• Exercise description:
Copy each line below that has "time".

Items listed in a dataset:
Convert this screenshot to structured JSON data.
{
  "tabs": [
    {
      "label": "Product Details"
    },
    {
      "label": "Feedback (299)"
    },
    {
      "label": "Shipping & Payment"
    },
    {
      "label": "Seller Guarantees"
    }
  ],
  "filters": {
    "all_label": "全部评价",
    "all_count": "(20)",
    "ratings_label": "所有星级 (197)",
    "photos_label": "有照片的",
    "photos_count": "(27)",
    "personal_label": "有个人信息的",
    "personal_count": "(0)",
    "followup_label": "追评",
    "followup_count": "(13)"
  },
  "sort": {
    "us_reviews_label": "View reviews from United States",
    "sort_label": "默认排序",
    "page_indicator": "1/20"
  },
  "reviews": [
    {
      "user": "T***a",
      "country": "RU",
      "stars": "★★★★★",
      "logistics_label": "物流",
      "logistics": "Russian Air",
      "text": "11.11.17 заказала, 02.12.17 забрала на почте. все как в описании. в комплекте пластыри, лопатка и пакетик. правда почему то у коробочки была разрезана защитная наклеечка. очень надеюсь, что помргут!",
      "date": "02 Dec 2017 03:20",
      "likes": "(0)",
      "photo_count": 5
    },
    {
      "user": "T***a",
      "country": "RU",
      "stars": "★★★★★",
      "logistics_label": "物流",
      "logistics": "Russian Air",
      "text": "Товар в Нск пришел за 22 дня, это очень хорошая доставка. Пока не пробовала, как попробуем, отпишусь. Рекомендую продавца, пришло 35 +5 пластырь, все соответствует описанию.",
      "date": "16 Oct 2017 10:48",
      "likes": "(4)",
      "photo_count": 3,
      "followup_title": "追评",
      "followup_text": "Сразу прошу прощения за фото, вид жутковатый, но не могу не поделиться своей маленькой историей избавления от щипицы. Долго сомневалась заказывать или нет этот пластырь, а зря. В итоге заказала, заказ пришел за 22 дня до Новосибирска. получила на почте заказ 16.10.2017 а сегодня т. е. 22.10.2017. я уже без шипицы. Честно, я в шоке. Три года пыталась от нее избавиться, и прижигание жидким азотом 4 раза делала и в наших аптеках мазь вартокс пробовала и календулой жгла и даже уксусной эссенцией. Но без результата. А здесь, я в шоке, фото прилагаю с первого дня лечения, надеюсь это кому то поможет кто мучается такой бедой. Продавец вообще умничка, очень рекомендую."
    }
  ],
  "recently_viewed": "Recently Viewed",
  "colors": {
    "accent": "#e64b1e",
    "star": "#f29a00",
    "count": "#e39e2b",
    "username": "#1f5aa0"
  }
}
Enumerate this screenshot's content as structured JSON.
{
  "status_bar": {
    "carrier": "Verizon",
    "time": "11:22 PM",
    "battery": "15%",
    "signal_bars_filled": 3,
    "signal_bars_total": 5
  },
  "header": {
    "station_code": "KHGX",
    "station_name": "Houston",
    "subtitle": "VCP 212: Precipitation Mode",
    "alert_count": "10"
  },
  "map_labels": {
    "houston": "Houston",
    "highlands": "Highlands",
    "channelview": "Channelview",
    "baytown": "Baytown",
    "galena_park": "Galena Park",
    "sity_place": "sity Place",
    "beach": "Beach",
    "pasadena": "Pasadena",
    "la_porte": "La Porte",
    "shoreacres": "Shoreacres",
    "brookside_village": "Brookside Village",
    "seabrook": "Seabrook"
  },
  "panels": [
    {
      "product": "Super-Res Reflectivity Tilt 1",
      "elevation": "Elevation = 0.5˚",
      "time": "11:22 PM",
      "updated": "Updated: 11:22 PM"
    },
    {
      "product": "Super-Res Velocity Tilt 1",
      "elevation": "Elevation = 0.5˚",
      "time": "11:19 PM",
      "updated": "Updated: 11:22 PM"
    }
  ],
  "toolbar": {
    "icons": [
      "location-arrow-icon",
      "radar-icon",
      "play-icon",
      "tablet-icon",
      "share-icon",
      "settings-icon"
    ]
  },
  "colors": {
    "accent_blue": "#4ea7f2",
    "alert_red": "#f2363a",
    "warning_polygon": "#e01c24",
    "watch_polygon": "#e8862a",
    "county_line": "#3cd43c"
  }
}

• Exercise response:
    "time": "11:22 PM",
      "time": "11:22 PM",
      "time": "11:19 PM",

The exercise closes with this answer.